But The Narrative of Arthur Gordon Pym leaves us unsettled on every level, and it’s not just the abrupt death/end, or its subversion of the gothic. The novel makes us actively question its origins, genre, and authorial intention and in doing so is perhaps more prescient than anything else, allowing us to see a uniquely American literature in its earliest manifestations. Poe, even as he dismisses the novel, shows us the beginnings of a literary tradition that for decades will have characters, “lighting out,” “setting sail,” and authors never quite comfortable with the dream:
March 21. A sullen darkness now hovered above us – but from out the milky depths of the ocean a luminous glare arose, and stole up along the bulwarks of the boat. We were nearly overwhelmed by the white ashy shower which settled upon us and upon the canoe, but melted into the water as it fell. The summit of the cataract was utterly lost in the dimness and the distance. Yet we were evidently approaching it with a hideous velocity.
Fielder, Leslie A. Love and Death in the American Novel.
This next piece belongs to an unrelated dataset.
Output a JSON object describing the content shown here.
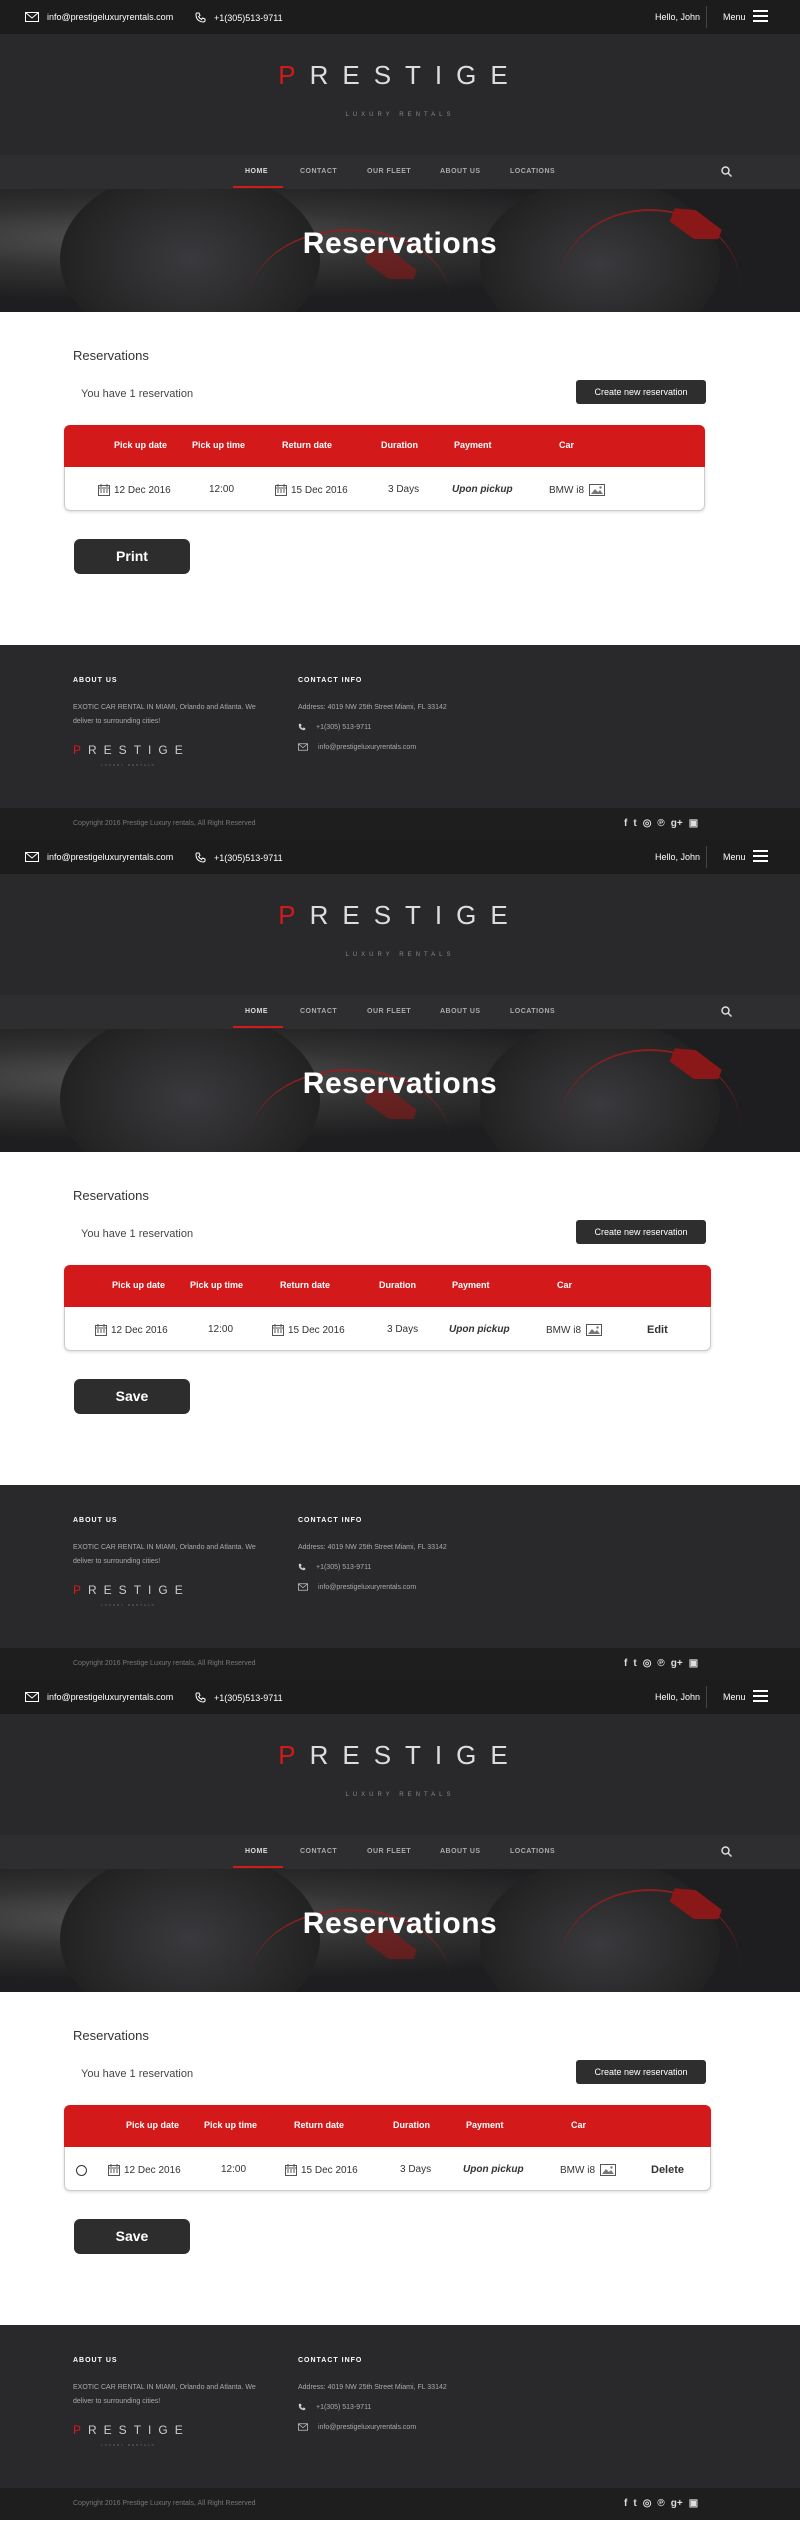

Champaign, IL: Dalkey
Archive Press, 1997.
Robinson, Douglas “Reading Poe's Novel: A Speculative Review of Pym Criticism,
1950-1980,”Poe Studies, December 1982, Vol. XV, No. 2, 15:47-54.
Tally, Robert Jr., Poe and the Subversion of American Literature: Satire, Fantasy,
Critique. New York: Bloomsbury Publishing, 2014.
* The serialized novel, The Journal of Julius Rodman, was never finished.